### TASK DESCRIPTION
All entries below are to be returned exactly, with pictures left out.

=======

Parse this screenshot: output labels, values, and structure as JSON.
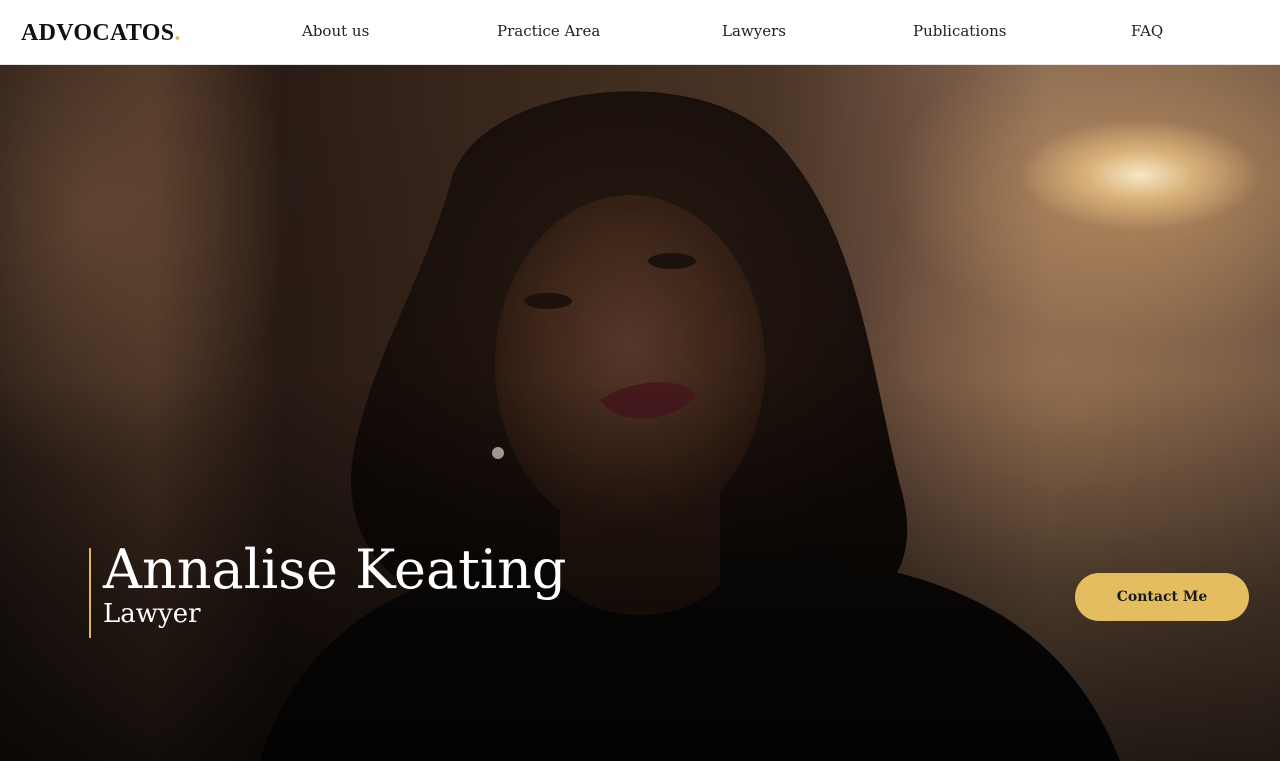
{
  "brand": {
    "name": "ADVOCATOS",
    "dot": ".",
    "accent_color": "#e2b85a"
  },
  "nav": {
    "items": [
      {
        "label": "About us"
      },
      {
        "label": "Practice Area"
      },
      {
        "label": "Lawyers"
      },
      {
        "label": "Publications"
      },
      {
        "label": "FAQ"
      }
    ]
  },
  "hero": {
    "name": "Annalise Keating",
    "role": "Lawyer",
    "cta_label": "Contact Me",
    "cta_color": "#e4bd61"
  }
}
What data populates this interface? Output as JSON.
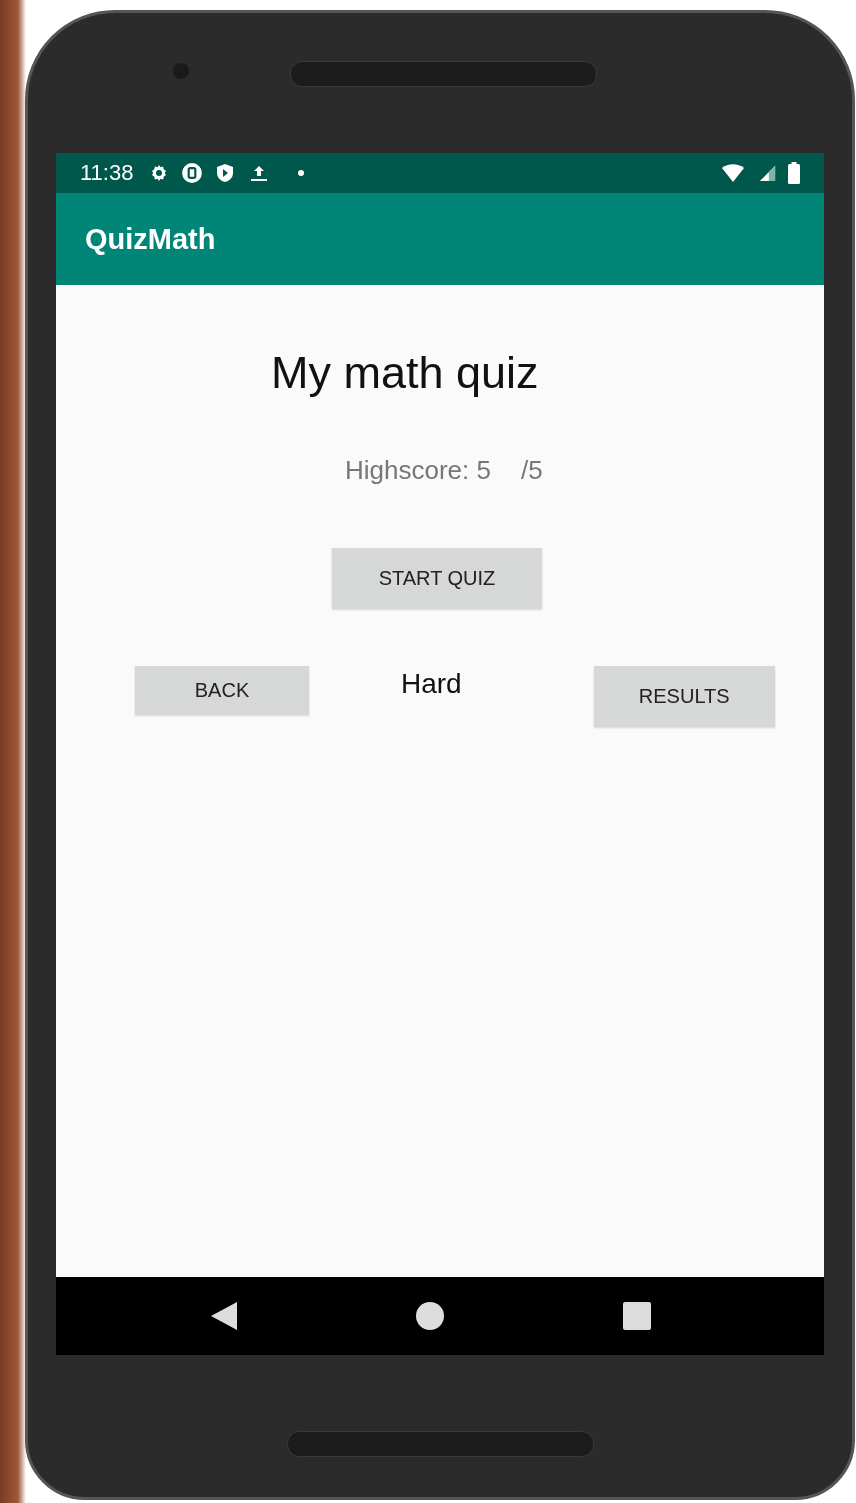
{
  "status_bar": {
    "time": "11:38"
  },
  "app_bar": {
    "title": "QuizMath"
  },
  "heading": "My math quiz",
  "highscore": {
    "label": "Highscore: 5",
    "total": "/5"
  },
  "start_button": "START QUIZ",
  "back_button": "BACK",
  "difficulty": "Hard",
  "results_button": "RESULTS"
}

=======

### RESPONSE TO THE EXERCISE
Parse this screenshot: output labels, values, and structure as JSON.
{
  "brand": {
    "name": "ADVOCATOS",
    "dot": ".",
    "accent_color": "#e2b85a"
  },
  "nav": {
    "items": [
      {
        "label": "About us"
      },
      {
        "label": "Practice Area"
      },
      {
        "label": "Lawyers"
      },
      {
        "label": "Publications"
      },
      {
        "label": "FAQ"
      }
    ]
  },
  "hero": {
    "name": "Annalise Keating",
    "role": "Lawyer",
    "cta_label": "Contact Me",
    "cta_color": "#e4bd61"
  }
}
What data populates this interface? Output as JSON.
{
  "status_bar": {
    "time": "11:38"
  },
  "app_bar": {
    "title": "QuizMath"
  },
  "heading": "My math quiz",
  "highscore": {
    "label": "Highscore: 5",
    "total": "/5"
  },
  "start_button": "START QUIZ",
  "back_button": "BACK",
  "difficulty": "Hard",
  "results_button": "RESULTS"
}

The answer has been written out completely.